Yes, I know that Thanos won infinity war, but I am not talking about a short-term victory. The entire premise of infinity war was to start the end of the first series arc of the Marvel Cinematic Universe. However, it is completely possible that the events of Infinity War become completely immaterial come Avengers 4.
On the other hand, the comics have much more freedom when it comes to character deaths in story arcs. Comics can also take liberties with action sequences because the comic is just an idea presented on a paper, it does not need to be filmed and it takes substantially less amount of money to develop in comparison to a feature-length action movie.

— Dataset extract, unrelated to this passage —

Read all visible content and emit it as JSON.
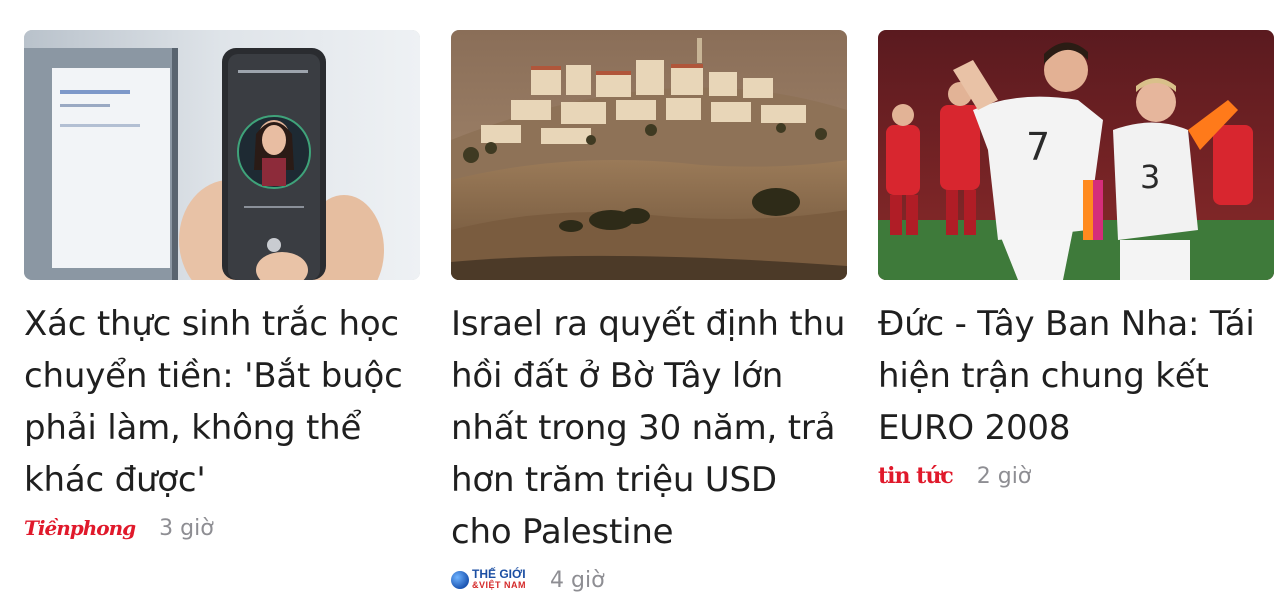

Let’s talk about the latest dose of gore that Marvel comics threw at fans. Any Marvel fan worth his salt knows of a comic series called Old man Logan, the series follows Logan in a desolate future where the villains have won and the Avengers have been long dead. We meet Wolverine, old and defeated living on barren land with a small family.
We then meet the inbred children of Hulk and She-Hulk, they run a gang that extracts a toll on people living in the wasteland. Sort of a protection racket. The rules are much harsher in this reality and Logan is very very tired.
Old man Logan is based off of this crazy idea that the villains one day decided to band together and just murder the heroes without remorse or reason. Red skull rests in the rotting white house and the other villains rule divided up city-states as they wish.
In this rotting world, we see and old Logan team up with a Hawkeye that’s going blind. Although the Old man Logan story branched into the battle world and god doom storyline, the backstory of the Hawkeye of this world seems to be much more gruesome. The death of the original Avengers was a precursor in the old man Logan comics but in the old man Hawkeye #7 we get to witness the deaths of these Avengers.
Through this comic, we learn that the thunderbolts assisted the villains in murdering the Avengers so they could get on the good side of the new overlords of the world after the death of Avengers.
After all, Hawkeye was the character who was the most betrayed by the conspiracy pulled by the thunderbolts. It is quite surprising how Clint waited to grown old and gray before setting out for his revenge. But that is a different story altogether and it is much better told in the source material.